Language of Document:English
Record Number:54346
Doc. No:TL24300
Call number:‭3193350‬
Main Entry:Muhammad Saleem
Title & Author:Assessment of the relationship between the spilled LNAPL volume and its thickness in monitoring wells considering the water table fluctuation historyMuhammad Saleem
College:King Fahd University of Petroleum and Minerals (Saudi Arabia)
Date:2005
Degree:Ph.D.
student score:2005
Page No:168-168 p.
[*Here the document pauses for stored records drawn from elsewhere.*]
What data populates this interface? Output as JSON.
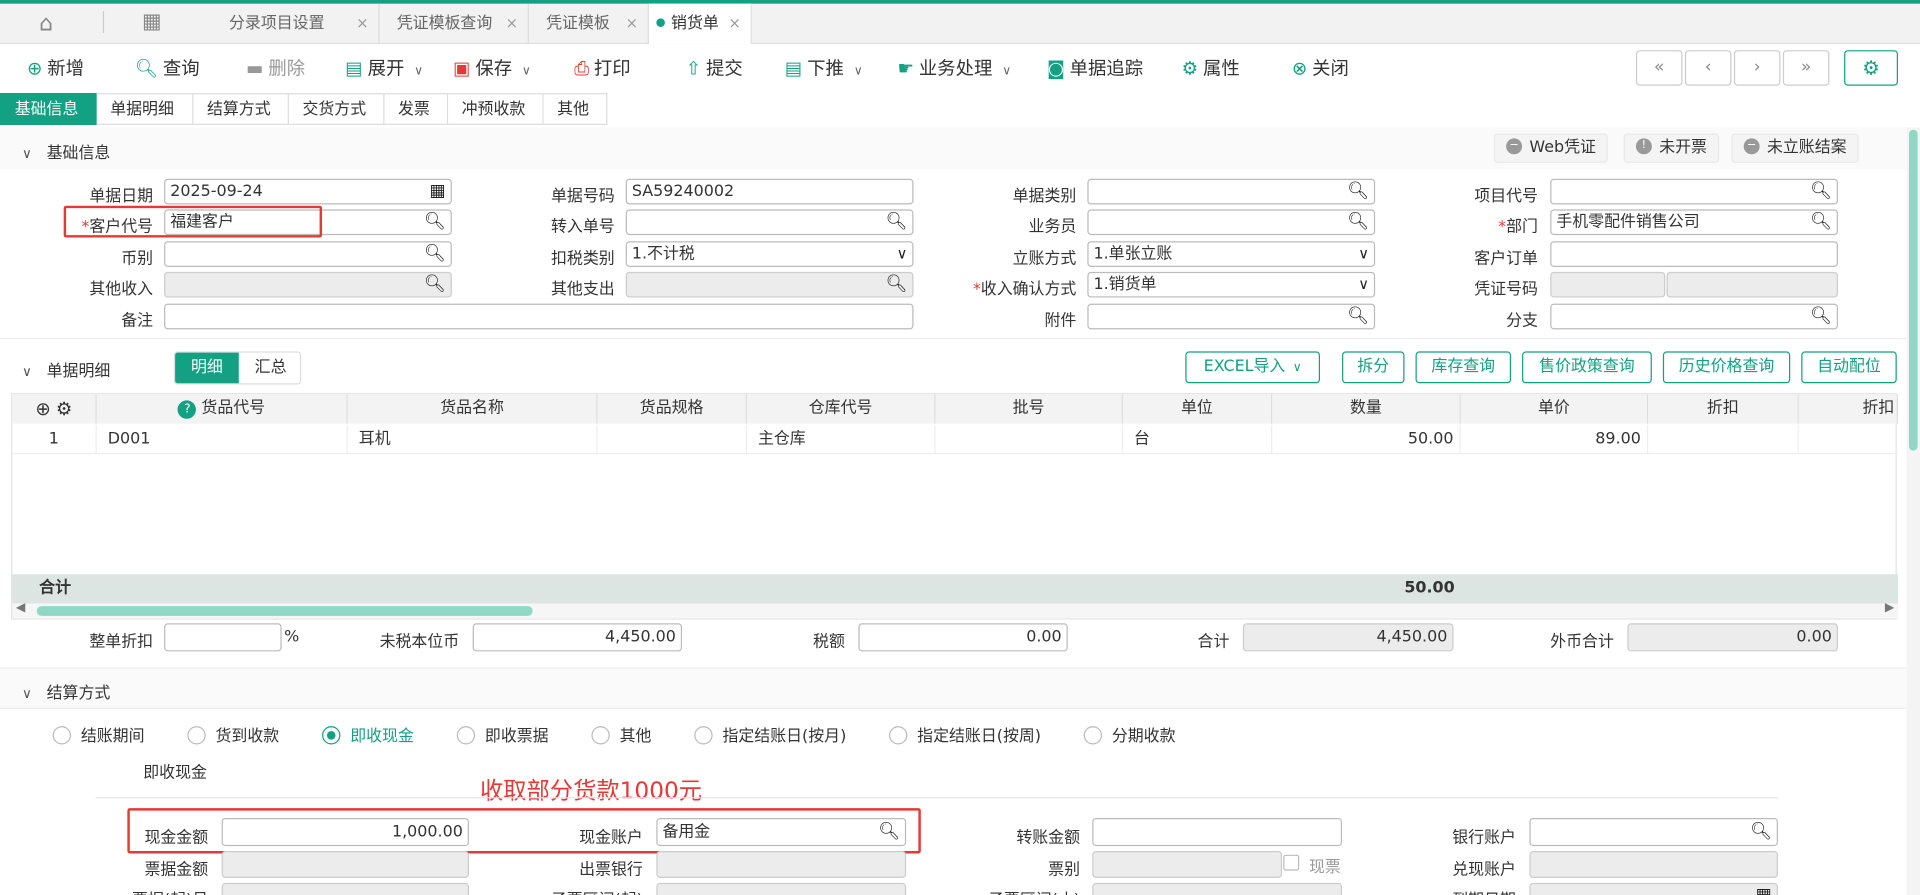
{
  "tabs": [
    {
      "label": "分录项目设置"
    },
    {
      "label": "凭证模板查询"
    },
    {
      "label": "凭证模板"
    },
    {
      "label": "销货单"
    }
  ],
  "toolbar": {
    "new": "新增",
    "query": "查询",
    "delete": "删除",
    "expand": "展开",
    "save": "保存",
    "print": "打印",
    "submit": "提交",
    "push_down": "下推",
    "business": "业务处理",
    "trace": "单据追踪",
    "properties": "属性",
    "close": "关闭"
  },
  "sub_tabs": [
    "基础信息",
    "单据明细",
    "结算方式",
    "交货方式",
    "发票",
    "冲预收款",
    "其他"
  ],
  "basic": {
    "section_title": "基础信息",
    "right_buttons": [
      "Web凭证",
      "未开票",
      "未立账结案"
    ],
    "labels": {
      "doc_date": "单据日期",
      "doc_no": "单据号码",
      "doc_type": "单据类别",
      "project_code": "项目代号",
      "customer_code": "客户代号",
      "transfer_no": "转入单号",
      "salesperson": "业务员",
      "department": "部门",
      "currency": "币别",
      "tax_type": "扣税类别",
      "account_method": "立账方式",
      "customer_order": "客户订单",
      "other_income": "其他收入",
      "other_expense": "其他支出",
      "revenue_confirm": "收入确认方式",
      "voucher_no": "凭证号码",
      "remark": "备注",
      "attachment": "附件",
      "branch": "分支"
    },
    "values": {
      "doc_date": "2025-09-24",
      "doc_no": "SA59240002",
      "customer_code": "福建客户",
      "department": "手机零配件销售公司",
      "tax_type": "1.不计税",
      "account_method": "1.单张立账",
      "revenue_confirm": "1.销货单"
    },
    "required_mark": "*"
  },
  "detail": {
    "section_title": "单据明细",
    "toggle": [
      "明细",
      "汇总"
    ],
    "buttons": [
      "EXCEL导入",
      "拆分",
      "库存查询",
      "售价政策查询",
      "历史价格查询",
      "自动配位"
    ],
    "columns": [
      "货品代号",
      "货品名称",
      "货品规格",
      "仓库代号",
      "批号",
      "单位",
      "数量",
      "单价",
      "折扣",
      "折扣"
    ],
    "rows": [
      {
        "idx": "1",
        "code": "D001",
        "name": "耳机",
        "spec": "",
        "warehouse": "主仓库",
        "batch": "",
        "unit": "台",
        "qty": "50.00",
        "price": "89.00"
      }
    ],
    "total_label": "合计",
    "total_qty": "50.00"
  },
  "summary": {
    "discount_label": "整单折扣",
    "discount_unit": "%",
    "untaxed_label": "未税本位币",
    "untaxed_value": "4,450.00",
    "tax_label": "税额",
    "tax_value": "0.00",
    "total_label": "合计",
    "total_value": "4,450.00",
    "foreign_label": "外币合计",
    "foreign_value": "0.00"
  },
  "settlement": {
    "section_title": "结算方式",
    "options": [
      "结账期间",
      "货到收款",
      "即收现金",
      "即收票据",
      "其他",
      "指定结账日(按月)",
      "指定结账日(按周)",
      "分期收款"
    ],
    "selected": "即收现金",
    "sub_title": "即收现金",
    "annotation": "收取部分货款1000元",
    "labels": {
      "cash_amount": "现金金额",
      "cash_account": "现金账户",
      "transfer_amount": "转账金额",
      "bank_account": "银行账户",
      "bill_amount": "票据金额",
      "issuing_bank": "出票银行",
      "bill_type": "票别",
      "cash_bill": "现票",
      "cash_out_account": "兑现账户",
      "bill_start": "票据(起)号",
      "sub_range_start": "子票区间(起)",
      "sub_range_end": "子票区间(止)",
      "due_date": "到期日期"
    },
    "values": {
      "cash_amount": "1,000.00",
      "cash_account": "备用金"
    }
  },
  "colors": {
    "accent": "#12a182",
    "highlight": "#e53935"
  }
}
Abstract:The quantification of spilled hydrocarbon is of vital importance and is a first step in the remediation hierarchy. In most cases, watertable elevation and hydrocarbon thickness are the primary field data available to enable the evaluation of the extent of hydrocarbon contamination. However, because of the unavailability of relationship between the spilled hydrocarbon and its thickness in the monitoring wells under dynamic water table conditions, there is a marked paucity of research considering fluctuating water table conditions. A mathematical model was developed to predict the extent of hydrocarbon contamination. Developed model incorporates the water table fluctuation history, hysteresis, and entrapment. An experimental setup was utilized to obtain data on hydrocarbon thickness with the fluctuated water table conditions. The data obtained from the study were used to validate the mathematical model. In the experimental program four runs were performed: Uniform sand and well-graded sand were used with diesel and kerosene. Simulation results using the developed model were compared with experimental as well as results reported in the literature. Critical spilled volumes noted for all four runs were 4.8, 4.3, 4.15, and 3.9 cm3 /cm2 , respectively. Comparison of experimental results based on hydrostatic conditions with the results predicted by different models reported in the literature were also performed. Comparison on the basis of percentage error shows that the developed mathematical model is the best predictor in all four cases (with percentage error of 5.8 to 10.7%, 3.7 to 19.7%, 0.6 to 6.1%, and 1.6 to 10.0% respectively). Inclusion of water table fluctuation history in a hysteretic entrapment model was shown to have an impact on the predictions. Hydrocarbon/groundwater interface fluctuations correlate inversely with the hydrocarbon thickness in monitoring wells. It was noted that the amount of hydrocarbon in the monitoring well was at a maximum when the water table elevation was at its historically low value, and vice versa. Comparison with experimental results shows that the model predictions are in close agreement with the experimental data. The model over predicted the results in the range of 16.2 to 85.1%, 7.9 to 47.2%, 6.4 to 70.3%, and 6.7 to 43.4% in all four cases respectively. It was found that the sensitivity of the developed model with sand porosity and LNAPL density is quite low. Making the use of the model more reliable.
Subject:Applied sciences; LNAPL; Monitoring wells; Water table; Civil engineering; Environmental engineering; 0543:Civil engineering; 0775:Environmental engineering
Added Entry:King Fahd University of Petroleum and Minerals (Saudi Arabia)